FREETER: Japanese expression for people who lack full-time employment who are underemployed, who do not start a career after high school or university, but instead earn money from low skilled and low paid jobs. (Wikipedia)
Here is the distribution of owner-households by household type, for owner-occupied condominiums and other owner-occupied dwellings in 10 CMAs (Canadian Metros) with the highest number of occupied condominiums. StatsCan 2011 Catalogue 99-014-X2011003
CBC DOC ZONE VIDEO "The Condo Game"
Are you thinking of buying a condo? If you do, you should set aside money for special strata assessments that are additional to any regular monthly "contingency" strata fees. AND read this CONDO USER'S GUIDE prepared by Ted Kesik, University of Toronto building science professor.
Here is an excerpt from the BC Housing Home Owner Protection Office website "Managing Strata Repairs FAQ"
Can the strata corporation use the Contingency Reserve to fund repairs? What options are available to fund the repairs?
According to the BC Strata Property Act, monies in the Contingency Reserve Fund can be used for emergency repairs without approval from the owners. Beyond emergencies, owners must give their approval at a general meeting to use these funds.
The strata corporation has two options for raising money:
1) The strata corporation can borrow money and collect additional amounts from owners each month to repay the loan
2) Special assessments can be levied against each strata unit
Either course of action requires approval by the owners at a general meeting of the strata corporation.
What happens if not all owners are able or willing to contribute their share of the repair costs?
Once the strata corporation has approved a resolution to levy special assessments, the Strata Property Act provides remedies for those who do not pay on time.
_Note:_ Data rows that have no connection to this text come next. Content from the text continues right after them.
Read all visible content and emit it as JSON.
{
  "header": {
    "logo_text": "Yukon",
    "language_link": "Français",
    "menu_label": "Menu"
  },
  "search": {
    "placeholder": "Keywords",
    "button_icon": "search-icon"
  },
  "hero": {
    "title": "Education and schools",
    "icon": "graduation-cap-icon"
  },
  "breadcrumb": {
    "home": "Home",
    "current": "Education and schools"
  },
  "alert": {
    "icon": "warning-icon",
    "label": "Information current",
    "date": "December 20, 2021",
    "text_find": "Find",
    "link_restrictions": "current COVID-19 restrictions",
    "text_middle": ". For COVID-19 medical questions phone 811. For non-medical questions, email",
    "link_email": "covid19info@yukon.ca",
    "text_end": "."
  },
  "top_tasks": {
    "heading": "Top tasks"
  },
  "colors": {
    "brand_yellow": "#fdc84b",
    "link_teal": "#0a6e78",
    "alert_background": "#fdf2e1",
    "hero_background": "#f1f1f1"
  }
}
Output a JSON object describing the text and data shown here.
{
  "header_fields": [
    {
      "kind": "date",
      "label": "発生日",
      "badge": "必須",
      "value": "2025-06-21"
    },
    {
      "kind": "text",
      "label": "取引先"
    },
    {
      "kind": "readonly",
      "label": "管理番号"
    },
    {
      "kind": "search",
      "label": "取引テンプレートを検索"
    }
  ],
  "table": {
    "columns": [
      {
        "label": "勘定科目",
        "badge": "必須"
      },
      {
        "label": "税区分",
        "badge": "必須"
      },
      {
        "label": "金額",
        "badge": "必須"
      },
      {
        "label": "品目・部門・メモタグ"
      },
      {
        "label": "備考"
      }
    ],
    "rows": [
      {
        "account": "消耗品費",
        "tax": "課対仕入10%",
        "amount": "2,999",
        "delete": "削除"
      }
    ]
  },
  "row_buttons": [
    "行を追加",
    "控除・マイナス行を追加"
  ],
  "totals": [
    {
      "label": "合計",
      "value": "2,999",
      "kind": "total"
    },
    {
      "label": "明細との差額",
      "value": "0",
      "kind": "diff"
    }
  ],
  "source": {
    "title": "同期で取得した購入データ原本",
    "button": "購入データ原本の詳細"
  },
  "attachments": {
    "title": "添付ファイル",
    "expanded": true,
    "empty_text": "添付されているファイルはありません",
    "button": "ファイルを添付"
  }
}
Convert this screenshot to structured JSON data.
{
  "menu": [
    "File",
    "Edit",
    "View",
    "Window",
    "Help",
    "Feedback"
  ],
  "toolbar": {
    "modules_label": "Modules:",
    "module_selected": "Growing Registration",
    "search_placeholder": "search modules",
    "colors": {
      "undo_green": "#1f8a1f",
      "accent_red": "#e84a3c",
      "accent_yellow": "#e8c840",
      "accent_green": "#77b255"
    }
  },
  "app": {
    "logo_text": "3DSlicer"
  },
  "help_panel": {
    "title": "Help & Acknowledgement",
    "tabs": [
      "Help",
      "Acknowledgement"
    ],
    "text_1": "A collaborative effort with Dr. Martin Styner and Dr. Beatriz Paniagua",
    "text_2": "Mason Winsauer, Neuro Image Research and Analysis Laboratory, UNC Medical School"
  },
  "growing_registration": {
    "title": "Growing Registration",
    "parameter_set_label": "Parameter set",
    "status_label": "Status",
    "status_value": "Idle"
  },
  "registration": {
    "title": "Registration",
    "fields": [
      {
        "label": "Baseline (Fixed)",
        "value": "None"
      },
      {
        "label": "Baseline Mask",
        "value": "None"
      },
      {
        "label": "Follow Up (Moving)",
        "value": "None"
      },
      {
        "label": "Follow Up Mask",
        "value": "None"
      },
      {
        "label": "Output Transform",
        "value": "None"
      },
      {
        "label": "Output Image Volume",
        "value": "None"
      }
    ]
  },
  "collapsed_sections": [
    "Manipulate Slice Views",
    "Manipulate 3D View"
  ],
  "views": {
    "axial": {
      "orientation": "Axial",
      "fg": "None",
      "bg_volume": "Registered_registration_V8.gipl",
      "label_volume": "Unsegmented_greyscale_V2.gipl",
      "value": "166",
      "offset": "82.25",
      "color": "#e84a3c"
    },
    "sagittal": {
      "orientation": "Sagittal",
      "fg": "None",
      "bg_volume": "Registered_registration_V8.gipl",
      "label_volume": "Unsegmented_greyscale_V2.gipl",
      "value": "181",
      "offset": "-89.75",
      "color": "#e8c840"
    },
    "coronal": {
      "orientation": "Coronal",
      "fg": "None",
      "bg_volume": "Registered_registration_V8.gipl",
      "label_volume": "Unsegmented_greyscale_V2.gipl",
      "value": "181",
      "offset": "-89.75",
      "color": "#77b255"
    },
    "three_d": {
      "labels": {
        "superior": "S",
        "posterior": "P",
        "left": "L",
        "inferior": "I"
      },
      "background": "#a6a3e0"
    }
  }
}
Ultimately, the strata corporation can place a lien against the strata lot requiring it to be sold and monies owing to the strata corporation are collected from the sale proceeds.
Now that we are on the seasonal down ramp into the 2014 spring bottom for sales and listings, it might be worthwhile for those Canadians who are heavily debt encumbered to look at what happens to a "C" class income generating country after their real estate bubble gets pricked by a swift change in buyer sentiment.
As for The Irish Miracle "The case is clear: an economically challenged government, perniciously influenced by the interests of the housing lobby, blew it. The entire Irish episode will be studied internationally in years to come as an example of how not to do things." (David McWilliams Irish economist writer, broadcaster and journalist)
News Item CNN November 14, 2013: Three years after turning to the EU and International Monetary Fund for €85 billion in aid, Ireland is poised to become the first bailed-out eurozone country to make a full return to financial markets.
Notice the polar opposites of the U.S. (B Class GDP) and Japan (D Class GDP) since 1Q 2000 when the DotCom bubble burst; they also experienced severe housing price deflation; Japan's slide began a decade earlier. Timing is everything.
History, Charts & Curated Readings
"Progress, far from consisting in change, depends on retentiveness. When change is absolute there remains no being to improve and no direction is set for possible improvement; and when experience is not retained, as among savages, infancy is perpetual. Those who cannot remember the past are condemned to repeat it." George Santayana Vol. I, Reason in Common Sense
Balance Of Trade
Rent Or Buy